Editor’s Note: The following is a response to a story published on and The Water Front Online on March 18 by Peter Mantius. Click here to read it.

The recent story about New York’s landfills published on March 18th, is an unfortunate attempt to frighten New Yorkers. Laying out misleading statistics and making nonsensical comparisons does not lead to a serious discussion of the issues or positive outcomes.

Seneca Meadows and other New York landfills are among the most highly regulated industries in the country. Our essential workers, men and women who live in our communities, work to ensure our facilities meet and exceed every state and federal safety standard. Comparing untreated leachate with drinking water safety standards intentionally misleads the impact on our communities. In short, the story does not follow the science by its faulty comparison. It is like comparing apples to rotten oranges.

Finger Lakes Partners (Billboard)

Of course there are undesirable components in leachate. That is why it is thoroughly treated through a waste water treatment plant before it is discharged.  In the case of Seneca Meadows’ leachate, it is treated through the on-site treatment plant at Seneca Meadows prior to a second treatment through the Seneca Falls wastewater treatment plant.

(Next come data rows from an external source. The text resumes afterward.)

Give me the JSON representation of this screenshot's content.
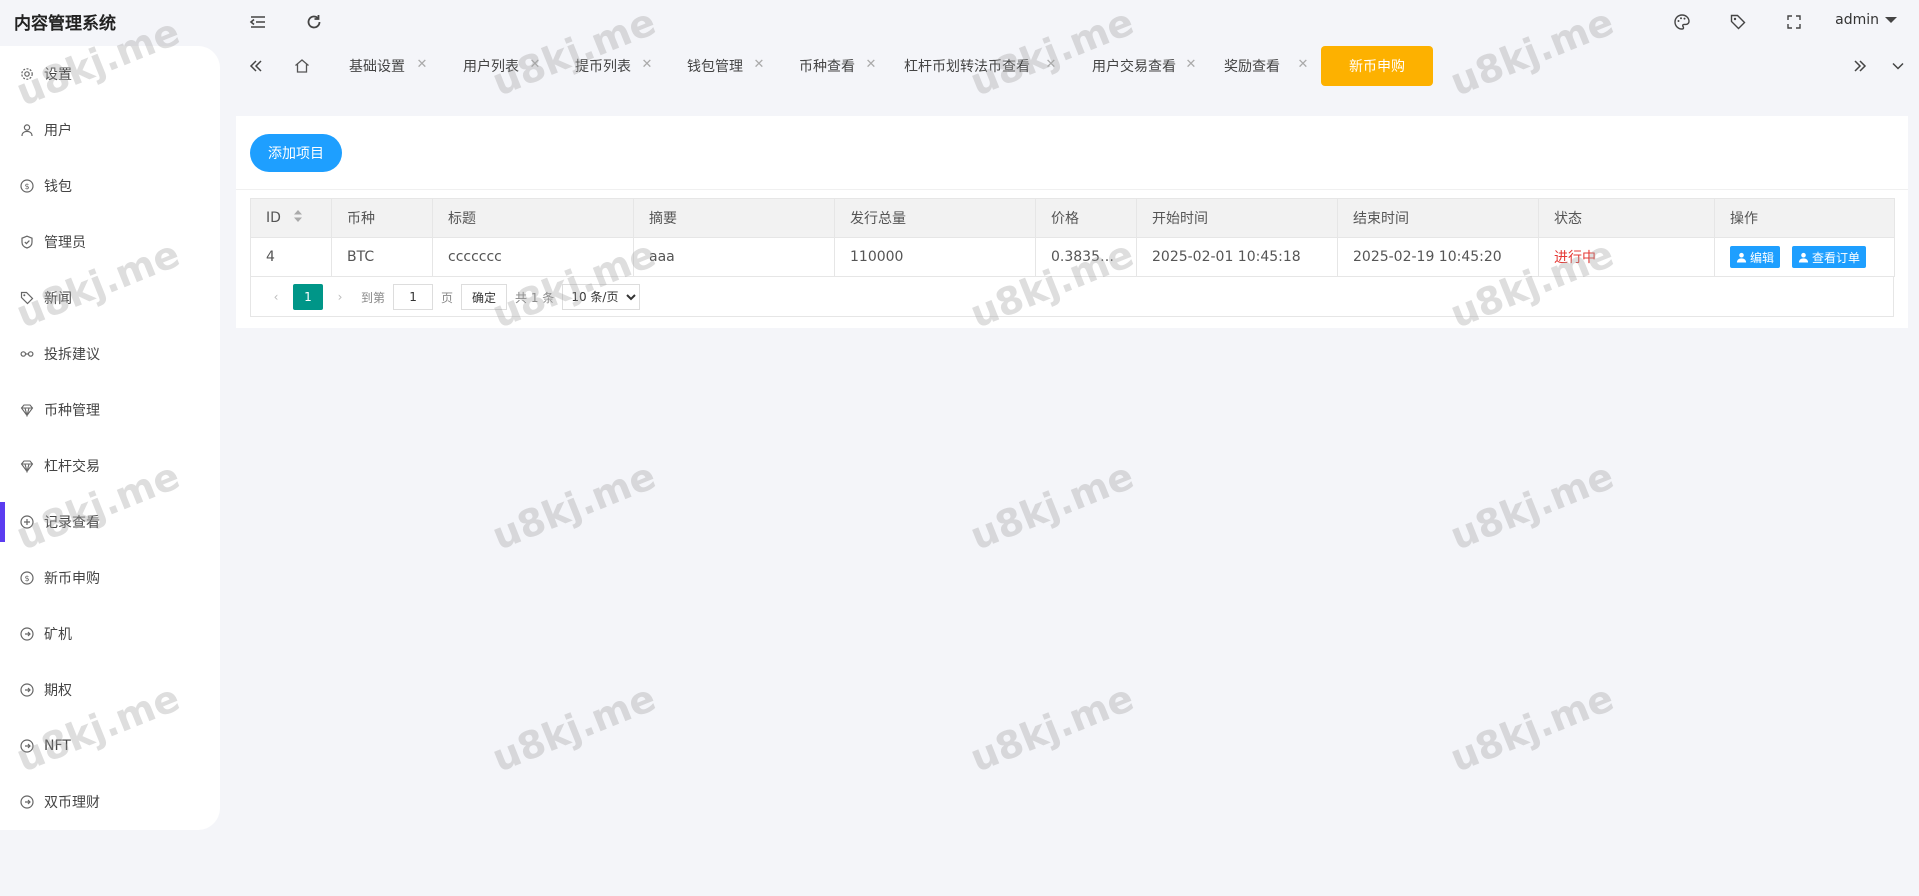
{
  "app": {
    "title": "内容管理系统",
    "user": "admin"
  },
  "colors": {
    "accent": "#1e9fff",
    "active_tab": "#fdb100",
    "pager_current": "#009688",
    "status_running": "#e53935",
    "sidebar_indicator": "#5b3cf0"
  },
  "topbar": {
    "icons": [
      "menu-fold-icon",
      "refresh-icon",
      "palette-icon",
      "tag-icon",
      "fullscreen-icon"
    ]
  },
  "sidebar": {
    "items": [
      {
        "label": "设置",
        "icon": "gear-icon"
      },
      {
        "label": "用户",
        "icon": "user-icon"
      },
      {
        "label": "钱包",
        "icon": "dollar-icon"
      },
      {
        "label": "管理员",
        "icon": "shield-icon"
      },
      {
        "label": "新闻",
        "icon": "tag-icon"
      },
      {
        "label": "投拆建议",
        "icon": "link-icon"
      },
      {
        "label": "币种管理",
        "icon": "diamond-icon"
      },
      {
        "label": "杠杆交易",
        "icon": "diamond-icon"
      },
      {
        "label": "记录查看",
        "icon": "circle-plus-icon",
        "active": true
      },
      {
        "label": "新币申购",
        "icon": "dollar-icon"
      },
      {
        "label": "矿机",
        "icon": "circle-arrow-icon"
      },
      {
        "label": "期权",
        "icon": "circle-arrow-icon"
      },
      {
        "label": "NFT",
        "icon": "circle-arrow-icon"
      },
      {
        "label": "双币理财",
        "icon": "circle-arrow-icon"
      }
    ]
  },
  "tabs": {
    "items": [
      {
        "label": "基础设置"
      },
      {
        "label": "用户列表"
      },
      {
        "label": "提币列表"
      },
      {
        "label": "钱包管理"
      },
      {
        "label": "币种查看"
      },
      {
        "label": "杠杆币划转法币查看"
      },
      {
        "label": "用户交易查看"
      },
      {
        "label": "奖励查看"
      },
      {
        "label": "新币申购",
        "active": true
      }
    ]
  },
  "toolbar": {
    "add_label": "添加项目"
  },
  "table": {
    "headers": [
      "ID",
      "币种",
      "标题",
      "摘要",
      "发行总量",
      "价格",
      "开始时间",
      "结束时间",
      "状态",
      "操作"
    ],
    "rows": [
      {
        "id": "4",
        "coin": "BTC",
        "title": "ccccccc",
        "summary": "aaa",
        "total": "110000",
        "price": "0.38352...",
        "start": "2025-02-01 10:45:18",
        "end": "2025-02-19 10:45:20",
        "status": "进行中",
        "edit_label": "编辑",
        "orders_label": "查看订单"
      }
    ]
  },
  "pager": {
    "current": "1",
    "goto_label": "到第",
    "goto_value": "1",
    "page_label": "页",
    "confirm_label": "确定",
    "total_label": "共 1 条",
    "size_option": "10 条/页"
  },
  "watermark": "u8kj.me"
}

New York’s solid waste industry does not create the waste that its citizens create. Instead, it manages the material in a safe and responsible manner and in return provides jobs and financial resources to their host communities. We always welcome fair and objective examination of our facilities and our industry practices. A good-faith effort in any effort to evaluate data and relevant information, however, should be accurate, especially when published by a reliable news source. That standard was not met in this piece, nor in many others by this reporter.

Example of leachate before and after treatment.